So, Chris from Madison asks: How are calories measured in food? Good Question.
Calories are a measure of energy. Technically, one calorie is the amount of energy it takes to raise one gram of water one degree Celcius. Food is measured in kilocalories, so it’s actually 1000 calories for every 1 calorie listed.
“There are actually a couple of ways this can be done,” says Holly Willis, director of dietetics and nutrition at St. Catherine University.
First, the food can be sent to a laboratory to be analyzed through a number of mechanisms.
“They would ask for a full sample of, say, chicken chipotle sandwich,” says Willis. “They’re going to mix it up into a pulverized version of that, take a small sample out and then they’ll take an analysis.”
Sometimes, scientists will burn the food in a bomb calorimeter to measure how much energy the fats, proteins and carbohydrates give off. This can be calculated by measuring the temperature change to determine how much energy is in the food.
“The easier way would be to do a manual calculation using food databases,” says Willis.
The U.S. Department of Agriculture maintains a public database where nutrients and calories can be calculated. With this system, you would look up every single ingredient in a food and add up the nutrients that contain energy. Proteins and carbohydrates are 4 kcal/gram and fats are 9 kcal/gram.
The FDA requires restaurants and businesses to take “reasonable steps” to make sure their calorie counts are what they say.
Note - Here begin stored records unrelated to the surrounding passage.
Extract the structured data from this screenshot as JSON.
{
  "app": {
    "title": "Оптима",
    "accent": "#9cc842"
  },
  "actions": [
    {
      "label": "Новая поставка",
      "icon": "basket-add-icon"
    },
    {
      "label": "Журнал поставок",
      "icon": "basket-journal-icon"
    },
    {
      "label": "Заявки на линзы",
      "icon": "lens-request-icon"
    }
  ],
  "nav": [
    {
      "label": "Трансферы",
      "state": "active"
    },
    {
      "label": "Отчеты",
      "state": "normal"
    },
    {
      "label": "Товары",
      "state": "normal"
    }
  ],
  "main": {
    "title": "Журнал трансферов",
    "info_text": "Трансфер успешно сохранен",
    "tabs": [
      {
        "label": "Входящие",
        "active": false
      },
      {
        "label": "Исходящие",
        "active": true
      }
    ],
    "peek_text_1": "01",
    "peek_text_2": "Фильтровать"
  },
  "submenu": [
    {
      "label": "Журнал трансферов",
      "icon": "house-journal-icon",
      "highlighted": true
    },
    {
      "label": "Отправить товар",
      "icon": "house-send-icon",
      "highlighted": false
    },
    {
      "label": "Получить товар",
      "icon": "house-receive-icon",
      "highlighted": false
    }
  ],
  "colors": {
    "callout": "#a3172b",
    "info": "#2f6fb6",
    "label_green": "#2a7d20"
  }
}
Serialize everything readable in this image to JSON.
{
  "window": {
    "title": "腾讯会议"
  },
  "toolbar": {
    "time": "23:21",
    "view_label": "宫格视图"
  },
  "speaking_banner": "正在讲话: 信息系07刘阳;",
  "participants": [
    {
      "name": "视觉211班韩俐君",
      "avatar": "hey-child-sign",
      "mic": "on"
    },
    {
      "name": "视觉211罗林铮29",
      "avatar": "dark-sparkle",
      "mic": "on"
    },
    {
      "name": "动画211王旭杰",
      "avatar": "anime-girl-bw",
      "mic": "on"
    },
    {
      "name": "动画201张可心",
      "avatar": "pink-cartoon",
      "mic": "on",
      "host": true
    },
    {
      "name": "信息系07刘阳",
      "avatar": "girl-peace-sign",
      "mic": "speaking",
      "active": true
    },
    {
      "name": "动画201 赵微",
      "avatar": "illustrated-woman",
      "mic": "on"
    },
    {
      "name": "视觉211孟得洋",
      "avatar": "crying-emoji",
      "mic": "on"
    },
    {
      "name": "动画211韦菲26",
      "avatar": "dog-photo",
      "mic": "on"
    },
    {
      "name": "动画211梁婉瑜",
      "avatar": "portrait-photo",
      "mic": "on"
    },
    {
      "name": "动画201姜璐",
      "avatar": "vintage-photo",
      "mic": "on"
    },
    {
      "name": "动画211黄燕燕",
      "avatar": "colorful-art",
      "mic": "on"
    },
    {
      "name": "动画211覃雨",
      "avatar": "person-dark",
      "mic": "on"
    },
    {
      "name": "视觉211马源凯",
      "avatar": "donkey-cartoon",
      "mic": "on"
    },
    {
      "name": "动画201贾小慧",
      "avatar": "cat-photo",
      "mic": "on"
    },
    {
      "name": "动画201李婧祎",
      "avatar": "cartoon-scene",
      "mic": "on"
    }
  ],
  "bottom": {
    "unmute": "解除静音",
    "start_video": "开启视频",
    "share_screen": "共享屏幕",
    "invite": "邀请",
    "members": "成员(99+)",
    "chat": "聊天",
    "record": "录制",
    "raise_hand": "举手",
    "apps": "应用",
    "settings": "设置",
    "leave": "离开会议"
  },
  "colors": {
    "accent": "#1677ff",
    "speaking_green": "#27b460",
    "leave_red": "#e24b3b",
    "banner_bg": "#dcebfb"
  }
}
A study in the Journal of the American Medical Association found they were accurate overall, but did find 20% of foods went over by 100 calories.
“If you have someone with a heavy hand with the guacamole or it’s the end of the evening and you’re running short on shredded chicken, there’s going to be some variability based on food preparations,” says Willis.